> [TASK TO COMPLETE] Every line below must be copied as written, except for pictures.

> [Dataset rows describing interfaces]

-----

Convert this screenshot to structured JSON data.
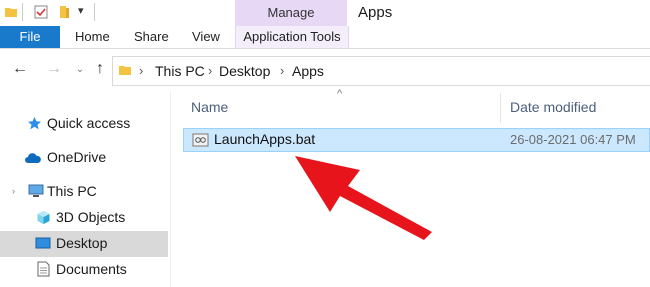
{
  "window": {
    "title": "Apps"
  },
  "ribbon": {
    "context_group": "Manage",
    "tabs": {
      "file": "File",
      "home": "Home",
      "share": "Share",
      "view": "View",
      "application_tools": "Application Tools"
    }
  },
  "address_bar": {
    "crumbs": [
      "This PC",
      "Desktop",
      "Apps"
    ]
  },
  "sidebar": {
    "items": [
      {
        "label": "Quick access",
        "icon": "star-icon"
      },
      {
        "label": "OneDrive",
        "icon": "cloud-icon"
      },
      {
        "label": "This PC",
        "icon": "computer-icon"
      },
      {
        "label": "3D Objects",
        "icon": "cube-icon"
      },
      {
        "label": "Desktop",
        "icon": "desktop-icon",
        "selected": true
      },
      {
        "label": "Documents",
        "icon": "document-icon"
      }
    ]
  },
  "file_list": {
    "columns": {
      "name": "Name",
      "date_modified": "Date modified"
    },
    "rows": [
      {
        "name": "LaunchApps.bat",
        "date_modified": "26-08-2021 06:47 PM",
        "selected": true
      }
    ]
  },
  "colors": {
    "file_tab": "#1979ca",
    "manage_tab": "#e7d8f6",
    "selection": "#cce8ff",
    "arrow": "#e8141c"
  }
}
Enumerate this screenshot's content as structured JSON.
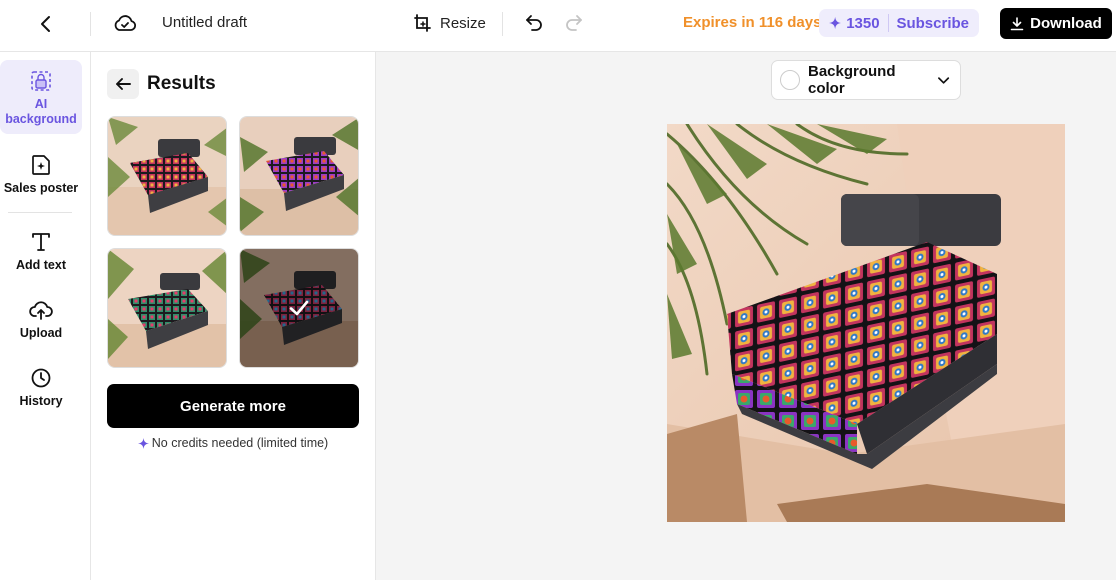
{
  "header": {
    "doc_title": "Untitled draft",
    "resize_label": "Resize",
    "expires_label": "Expires in 116 days",
    "credits_count": "1350",
    "subscribe_label": "Subscribe",
    "download_label": "Download"
  },
  "sidebar": {
    "items": [
      {
        "label": "AI background",
        "icon": "ai-background-icon",
        "active": true
      },
      {
        "label": "Sales poster",
        "icon": "sales-poster-icon",
        "active": false
      },
      {
        "label": "Add text",
        "icon": "text-icon",
        "active": false
      },
      {
        "label": "Upload",
        "icon": "upload-cloud-icon",
        "active": false
      },
      {
        "label": "History",
        "icon": "clock-icon",
        "active": false
      }
    ]
  },
  "panel": {
    "title": "Results",
    "generate_label": "Generate more",
    "note": "No credits needed (limited time)",
    "selected_result": 4
  },
  "canvas": {
    "background_dropdown_label": "Background color"
  },
  "colors": {
    "accent": "#6a55e0",
    "accent_bg": "#efedfc",
    "expires": "#f0902a",
    "primary_button": "#000000"
  }
}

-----

> [SOLVED PROBLEM]
Convert this screenshot to structured JSON data.
{
  "window": {
    "title": "Apps"
  },
  "ribbon": {
    "context_group": "Manage",
    "tabs": {
      "file": "File",
      "home": "Home",
      "share": "Share",
      "view": "View",
      "application_tools": "Application Tools"
    }
  },
  "address_bar": {
    "crumbs": [
      "This PC",
      "Desktop",
      "Apps"
    ]
  },
  "sidebar": {
    "items": [
      {
        "label": "Quick access",
        "icon": "star-icon"
      },
      {
        "label": "OneDrive",
        "icon": "cloud-icon"
      },
      {
        "label": "This PC",
        "icon": "computer-icon"
      },
      {
        "label": "3D Objects",
        "icon": "cube-icon"
      },
      {
        "label": "Desktop",
        "icon": "desktop-icon",
        "selected": true
      },
      {
        "label": "Documents",
        "icon": "document-icon"
      }
    ]
  },
  "file_list": {
    "columns": {
      "name": "Name",
      "date_modified": "Date modified"
    },
    "rows": [
      {
        "name": "LaunchApps.bat",
        "date_modified": "26-08-2021 06:47 PM",
        "selected": true
      }
    ]
  },
  "colors": {
    "file_tab": "#1979ca",
    "manage_tab": "#e7d8f6",
    "selection": "#cce8ff",
    "arrow": "#e8141c"
  }
}
Enumerate this screenshot's content as structured JSON.
{
  "header": {
    "doc_title": "Untitled draft",
    "resize_label": "Resize",
    "expires_label": "Expires in 116 days",
    "credits_count": "1350",
    "subscribe_label": "Subscribe",
    "download_label": "Download"
  },
  "sidebar": {
    "items": [
      {
        "label": "AI background",
        "icon": "ai-background-icon",
        "active": true
      },
      {
        "label": "Sales poster",
        "icon": "sales-poster-icon",
        "active": false
      },
      {
        "label": "Add text",
        "icon": "text-icon",
        "active": false
      },
      {
        "label": "Upload",
        "icon": "upload-cloud-icon",
        "active": false
      },
      {
        "label": "History",
        "icon": "clock-icon",
        "active": false
      }
    ]
  },
  "panel": {
    "title": "Results",
    "generate_label": "Generate more",
    "note": "No credits needed (limited time)",
    "selected_result": 4
  },
  "canvas": {
    "background_dropdown_label": "Background color"
  },
  "colors": {
    "accent": "#6a55e0",
    "accent_bg": "#efedfc",
    "expires": "#f0902a",
    "primary_button": "#000000"
  }
}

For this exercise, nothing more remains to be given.